In the November issue of ACSM's Certified News, Margaret Moore (aka Coach Meg) of Wellcoaches Corporation discusses the 'pivotal role of positive emotions in successful group performance', drawing on the work of Marcial Losada and Barbara Frederickson to argue that groups and communities that have positive emotions and participative management practices are higher performing than those that are fear driven, rule bound, and risk averse. Her article has a nice illustration of the butterfly effect (Lorenz equation) that I learned about while taking a program on chaos theory.

Moore presents a list of Losada's findings that, if applied, would help develop the positive emotions she advocates. One that I would like to see more of is the ratio of positive and negative topics and points made in meetings staying at above 3:1. Do this focusing on "positive topics, asking positive questions, providing affirmations, exploring strengths, or success stories.

In one of the meetings I attended last week someone presented a change curve (the standard, simplified, type of visual about the emotions people feel about change), and talked, humorously, about the 'valley of despair' part of the curve that she feels in. We all enjoyed the discussion and laughed a lot so maybe humor is another way of generating positive emotions. (I'll ask her on Monday if she has moved on from the valley of despair towards 'the search for meaning').

The content of these articles relates to another article I read (in November's AARP Magazine) about Betty Holston Smith. She is in her 70s and has run eight ultramarathons in the past four years. Her running technique is based on chi running (Chi is energy – the life giving, vital energy that unites body, mind and spirit a concept that has its origins in early Chinese philosophy). Her positive energy abounds and is a testament to its contribution to high performance.

Finally a co-worker asked me to review the business plan and rationale for an organizational wellness program that looks at five areas of well-being: career, mind and body, financial, community (being a member of a goal oriented or special interest group), and social (the network of relationships a person has). The paper lists the organizational benefits of such a wellness program including – as Wheatley, and more both imply in relation to reflective behavior and positivity:

 Increased employee productivity
 Higher quality work
 Improved employee morale and job satisfaction
 The ability to innovate, implement and adapt to change
 Reduced turnover
 Fewer stress-related disabilities and illnesses
 Reduced absenteeism
 Reduced presenteeims (employees who are not engaged)

I wait to see if the program will be financed or introduced as we are currently focused on stringent cost cutting, and axing of what are seen as discretionary efforts.

The Chinese connection came up again in the discussion I had with two Chinese colleagues about organization development in China. One of them mentioned the principles of yin/yang, wondering why organization development as we know it is currently rooted in western traditions, and suggesting that organization development that flowed from Chinese traditions might have a very different aspect and approach.

It was a fascinating discussion originating in the idea that a Chinese organization I am working with would like to offer a recognized and certified organization development program to its members. The plan was to buy in an existing western one. What emerged as we talked, however, was the notion of co-creating a Chinese organization development course with, among others, people who have been on the two-day organization design and development programs that I have run there and then aim to get that one certified.

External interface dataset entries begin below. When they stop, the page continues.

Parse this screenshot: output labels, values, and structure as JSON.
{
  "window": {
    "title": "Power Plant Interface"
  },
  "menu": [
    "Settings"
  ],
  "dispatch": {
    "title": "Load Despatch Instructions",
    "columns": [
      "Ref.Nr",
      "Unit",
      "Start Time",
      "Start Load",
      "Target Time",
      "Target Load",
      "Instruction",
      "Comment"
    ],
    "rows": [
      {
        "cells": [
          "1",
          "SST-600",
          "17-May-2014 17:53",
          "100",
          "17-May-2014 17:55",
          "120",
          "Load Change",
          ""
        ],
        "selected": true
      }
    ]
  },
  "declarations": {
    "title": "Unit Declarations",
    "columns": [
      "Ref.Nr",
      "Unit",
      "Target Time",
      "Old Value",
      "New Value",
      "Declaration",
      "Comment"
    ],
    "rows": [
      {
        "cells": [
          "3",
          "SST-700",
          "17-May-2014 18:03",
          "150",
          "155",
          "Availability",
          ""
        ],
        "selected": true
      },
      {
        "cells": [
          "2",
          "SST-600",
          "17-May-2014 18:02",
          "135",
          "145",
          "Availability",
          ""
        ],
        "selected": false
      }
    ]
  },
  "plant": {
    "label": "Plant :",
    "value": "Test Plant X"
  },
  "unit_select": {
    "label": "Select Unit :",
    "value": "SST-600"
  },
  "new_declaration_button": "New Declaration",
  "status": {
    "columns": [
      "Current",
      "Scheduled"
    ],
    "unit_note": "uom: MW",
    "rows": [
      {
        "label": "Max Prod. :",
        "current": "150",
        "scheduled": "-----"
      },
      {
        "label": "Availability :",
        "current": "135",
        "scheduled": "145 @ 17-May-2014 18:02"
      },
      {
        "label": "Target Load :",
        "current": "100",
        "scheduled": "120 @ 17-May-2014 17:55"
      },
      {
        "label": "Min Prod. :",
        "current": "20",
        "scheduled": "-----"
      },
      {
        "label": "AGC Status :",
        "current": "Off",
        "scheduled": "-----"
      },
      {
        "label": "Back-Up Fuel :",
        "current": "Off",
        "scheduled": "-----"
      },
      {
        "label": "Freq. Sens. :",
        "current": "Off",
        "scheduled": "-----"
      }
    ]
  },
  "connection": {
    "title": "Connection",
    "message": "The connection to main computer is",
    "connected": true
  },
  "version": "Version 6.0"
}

The intention of this approach would be to explore and include more of the traditional Chinese philosophies and approaches – my colleague mentioned the yin-yang complementarities – and develop a potentially very different approach to organization development that could act to counter balance the fear and anxiety noted by Meg Wheatley, whilst recognizing that both exist as part of the dynamic system of an organization.

What are you doing to balance your fear and anxiety with positive energy and emotion? I've registered to take a half day course in Chi running!